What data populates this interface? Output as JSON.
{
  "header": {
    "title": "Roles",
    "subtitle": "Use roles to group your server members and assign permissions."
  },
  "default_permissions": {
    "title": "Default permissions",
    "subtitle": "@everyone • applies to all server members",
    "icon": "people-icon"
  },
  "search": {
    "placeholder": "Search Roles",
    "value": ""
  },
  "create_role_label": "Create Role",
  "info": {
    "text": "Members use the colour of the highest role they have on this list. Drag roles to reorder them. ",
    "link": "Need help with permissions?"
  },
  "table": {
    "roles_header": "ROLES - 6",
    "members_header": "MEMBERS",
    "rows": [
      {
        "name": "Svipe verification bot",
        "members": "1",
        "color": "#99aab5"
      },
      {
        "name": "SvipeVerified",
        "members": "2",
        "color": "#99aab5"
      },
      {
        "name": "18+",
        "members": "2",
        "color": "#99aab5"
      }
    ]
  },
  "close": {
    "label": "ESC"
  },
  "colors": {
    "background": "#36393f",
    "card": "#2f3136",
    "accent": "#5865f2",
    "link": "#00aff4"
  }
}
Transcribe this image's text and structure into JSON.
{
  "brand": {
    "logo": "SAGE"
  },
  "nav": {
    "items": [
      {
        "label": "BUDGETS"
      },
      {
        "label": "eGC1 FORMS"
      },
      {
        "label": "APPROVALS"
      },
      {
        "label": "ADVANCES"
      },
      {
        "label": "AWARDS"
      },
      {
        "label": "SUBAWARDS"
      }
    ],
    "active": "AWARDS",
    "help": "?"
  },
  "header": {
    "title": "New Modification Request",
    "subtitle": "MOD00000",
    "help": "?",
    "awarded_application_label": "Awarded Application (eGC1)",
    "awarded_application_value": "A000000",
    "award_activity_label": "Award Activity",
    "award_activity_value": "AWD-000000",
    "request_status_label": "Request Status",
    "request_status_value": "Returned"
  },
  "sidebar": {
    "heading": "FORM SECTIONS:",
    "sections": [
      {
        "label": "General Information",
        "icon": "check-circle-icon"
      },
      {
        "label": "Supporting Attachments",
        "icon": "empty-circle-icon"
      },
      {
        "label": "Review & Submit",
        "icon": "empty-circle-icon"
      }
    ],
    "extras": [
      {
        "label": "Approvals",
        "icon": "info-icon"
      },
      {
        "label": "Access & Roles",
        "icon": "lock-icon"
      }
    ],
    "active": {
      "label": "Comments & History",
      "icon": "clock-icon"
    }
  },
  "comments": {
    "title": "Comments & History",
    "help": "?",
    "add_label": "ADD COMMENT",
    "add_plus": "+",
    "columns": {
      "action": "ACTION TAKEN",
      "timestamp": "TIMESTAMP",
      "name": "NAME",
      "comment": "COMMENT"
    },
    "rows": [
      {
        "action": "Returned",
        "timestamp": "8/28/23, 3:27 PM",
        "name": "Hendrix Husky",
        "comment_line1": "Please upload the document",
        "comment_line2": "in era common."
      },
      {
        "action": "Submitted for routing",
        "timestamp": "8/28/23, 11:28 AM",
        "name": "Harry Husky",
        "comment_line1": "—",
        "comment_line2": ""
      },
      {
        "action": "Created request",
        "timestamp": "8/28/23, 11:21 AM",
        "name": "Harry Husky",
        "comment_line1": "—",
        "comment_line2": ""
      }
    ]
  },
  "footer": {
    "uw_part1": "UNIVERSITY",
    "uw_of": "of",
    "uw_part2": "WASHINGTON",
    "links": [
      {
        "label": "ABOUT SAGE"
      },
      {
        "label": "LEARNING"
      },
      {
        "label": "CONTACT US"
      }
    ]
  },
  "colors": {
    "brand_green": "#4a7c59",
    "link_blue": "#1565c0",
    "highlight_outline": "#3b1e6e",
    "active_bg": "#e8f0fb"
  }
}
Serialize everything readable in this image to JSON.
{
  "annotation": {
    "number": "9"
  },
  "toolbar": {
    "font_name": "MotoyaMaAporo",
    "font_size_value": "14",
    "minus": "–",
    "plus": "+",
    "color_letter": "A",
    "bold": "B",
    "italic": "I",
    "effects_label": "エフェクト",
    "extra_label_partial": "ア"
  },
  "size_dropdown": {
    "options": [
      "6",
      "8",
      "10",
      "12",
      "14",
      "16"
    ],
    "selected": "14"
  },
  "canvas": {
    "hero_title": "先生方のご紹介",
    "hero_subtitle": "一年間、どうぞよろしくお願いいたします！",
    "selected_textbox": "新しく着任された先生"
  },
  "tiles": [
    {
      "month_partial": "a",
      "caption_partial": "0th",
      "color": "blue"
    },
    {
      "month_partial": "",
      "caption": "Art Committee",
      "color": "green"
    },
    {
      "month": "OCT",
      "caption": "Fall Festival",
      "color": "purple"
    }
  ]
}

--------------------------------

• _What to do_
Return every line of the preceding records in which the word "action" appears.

• _Written solution_
      "action": "ACTION TAKEN",
        "action": "Returned",
        "action": "Submitted for routing",
        "action": "Created request",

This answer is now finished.